Jane Fonda has a lot of people rooting for her, after just revealing she's been diagnosed with non-Hodgkin's Lymphoma.
The 84-year-old Hollywood legend made the announcement Friday, saying she's already started chemo treatments, and that she feels very lucky, as it's treatable and about 80% of people diagnosed survive.
In true and incredible Jane fashion, she also took a moment to bring awareness on the importance of health care and as an advocate for it to be affordable to everyone, saying, "Almost every family in America has had to deal with cancer at one time or another and far too many don’t have access to the quality health care I am receiving and this is not right."
Jane says she'll be doing chemo for 6 months, and is handling the treatments quite well ... letting everyone know she won't let the diagnosis interfere with her climate activism.
She says, "We also need to be talking much more not just about cures but about causes so we can eliminate them. For example, people need to know that fossil fuels cause cancer. So do pesticides, many of which are fossil fuel-based, like mine."
Continuing, "We’re living through the most consequential time in human history because what we do or don’t do right now will determine what kind of future there will be and I will not allow cancer to keep me from doing all I can, using every tool in my toolbox and that very much includes continuing to build this Fire Drill Fridays community and finding new ways to use our collective strength to make change."

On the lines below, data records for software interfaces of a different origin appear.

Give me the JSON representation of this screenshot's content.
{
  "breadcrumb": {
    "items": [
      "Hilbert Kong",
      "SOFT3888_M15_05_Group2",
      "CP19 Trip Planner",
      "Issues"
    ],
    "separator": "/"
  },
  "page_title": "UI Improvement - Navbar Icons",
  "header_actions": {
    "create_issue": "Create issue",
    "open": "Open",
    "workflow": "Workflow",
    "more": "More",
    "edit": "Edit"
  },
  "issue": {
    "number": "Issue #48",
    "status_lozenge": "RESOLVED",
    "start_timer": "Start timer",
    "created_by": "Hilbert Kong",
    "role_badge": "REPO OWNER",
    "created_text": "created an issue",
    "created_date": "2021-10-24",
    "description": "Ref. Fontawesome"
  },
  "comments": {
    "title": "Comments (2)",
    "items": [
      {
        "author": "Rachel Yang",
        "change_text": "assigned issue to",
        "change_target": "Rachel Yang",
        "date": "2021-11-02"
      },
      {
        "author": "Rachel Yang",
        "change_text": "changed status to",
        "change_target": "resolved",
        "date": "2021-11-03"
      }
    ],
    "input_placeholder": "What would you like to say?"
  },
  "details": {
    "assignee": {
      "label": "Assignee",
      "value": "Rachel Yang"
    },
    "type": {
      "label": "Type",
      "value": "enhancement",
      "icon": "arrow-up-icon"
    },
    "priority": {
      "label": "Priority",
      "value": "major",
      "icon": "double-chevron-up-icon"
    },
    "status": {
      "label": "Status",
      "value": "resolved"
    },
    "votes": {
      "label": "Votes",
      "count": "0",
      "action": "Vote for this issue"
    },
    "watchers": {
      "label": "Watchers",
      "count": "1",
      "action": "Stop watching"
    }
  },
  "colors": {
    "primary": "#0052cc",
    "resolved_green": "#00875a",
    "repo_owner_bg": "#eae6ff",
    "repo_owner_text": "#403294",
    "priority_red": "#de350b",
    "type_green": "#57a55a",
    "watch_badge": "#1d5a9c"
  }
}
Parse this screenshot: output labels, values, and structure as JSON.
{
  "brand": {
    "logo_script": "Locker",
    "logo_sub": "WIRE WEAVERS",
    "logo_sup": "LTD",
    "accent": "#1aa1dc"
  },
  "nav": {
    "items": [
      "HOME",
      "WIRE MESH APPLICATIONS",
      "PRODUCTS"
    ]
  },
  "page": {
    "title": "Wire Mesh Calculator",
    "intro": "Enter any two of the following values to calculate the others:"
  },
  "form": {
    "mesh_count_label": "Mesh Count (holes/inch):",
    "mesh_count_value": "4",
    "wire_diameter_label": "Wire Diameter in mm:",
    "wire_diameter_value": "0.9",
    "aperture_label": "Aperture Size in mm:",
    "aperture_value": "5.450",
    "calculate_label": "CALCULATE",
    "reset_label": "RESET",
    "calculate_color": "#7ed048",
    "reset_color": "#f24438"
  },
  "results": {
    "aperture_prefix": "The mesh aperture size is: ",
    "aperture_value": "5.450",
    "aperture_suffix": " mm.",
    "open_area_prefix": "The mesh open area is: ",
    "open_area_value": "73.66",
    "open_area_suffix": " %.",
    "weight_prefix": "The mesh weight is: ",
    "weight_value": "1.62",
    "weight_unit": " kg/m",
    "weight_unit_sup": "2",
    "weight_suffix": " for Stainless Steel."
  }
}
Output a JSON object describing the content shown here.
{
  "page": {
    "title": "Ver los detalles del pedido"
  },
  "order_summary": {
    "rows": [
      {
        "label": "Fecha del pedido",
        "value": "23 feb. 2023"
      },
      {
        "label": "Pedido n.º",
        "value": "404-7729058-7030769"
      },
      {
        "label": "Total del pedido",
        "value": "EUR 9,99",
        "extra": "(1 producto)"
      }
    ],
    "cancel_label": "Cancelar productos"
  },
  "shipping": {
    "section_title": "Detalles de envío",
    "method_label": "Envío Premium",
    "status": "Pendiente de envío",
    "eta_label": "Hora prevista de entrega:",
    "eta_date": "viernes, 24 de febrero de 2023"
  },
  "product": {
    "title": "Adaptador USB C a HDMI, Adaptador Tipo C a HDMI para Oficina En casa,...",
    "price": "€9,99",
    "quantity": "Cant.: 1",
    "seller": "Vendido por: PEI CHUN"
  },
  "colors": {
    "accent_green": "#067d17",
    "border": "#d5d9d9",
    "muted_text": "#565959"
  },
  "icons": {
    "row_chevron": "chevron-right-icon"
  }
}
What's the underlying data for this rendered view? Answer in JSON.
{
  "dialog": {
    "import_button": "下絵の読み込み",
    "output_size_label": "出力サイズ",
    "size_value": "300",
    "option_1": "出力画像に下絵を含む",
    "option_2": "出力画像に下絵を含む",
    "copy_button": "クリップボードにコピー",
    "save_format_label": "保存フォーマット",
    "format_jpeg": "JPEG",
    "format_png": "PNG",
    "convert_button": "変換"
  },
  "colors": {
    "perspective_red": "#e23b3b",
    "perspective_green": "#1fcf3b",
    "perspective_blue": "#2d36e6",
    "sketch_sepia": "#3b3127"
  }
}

She finishes with a call to action, "The midterms are looming, and they are beyond consequential so you can count on me to be right there together with you as we grow our army of climate champions."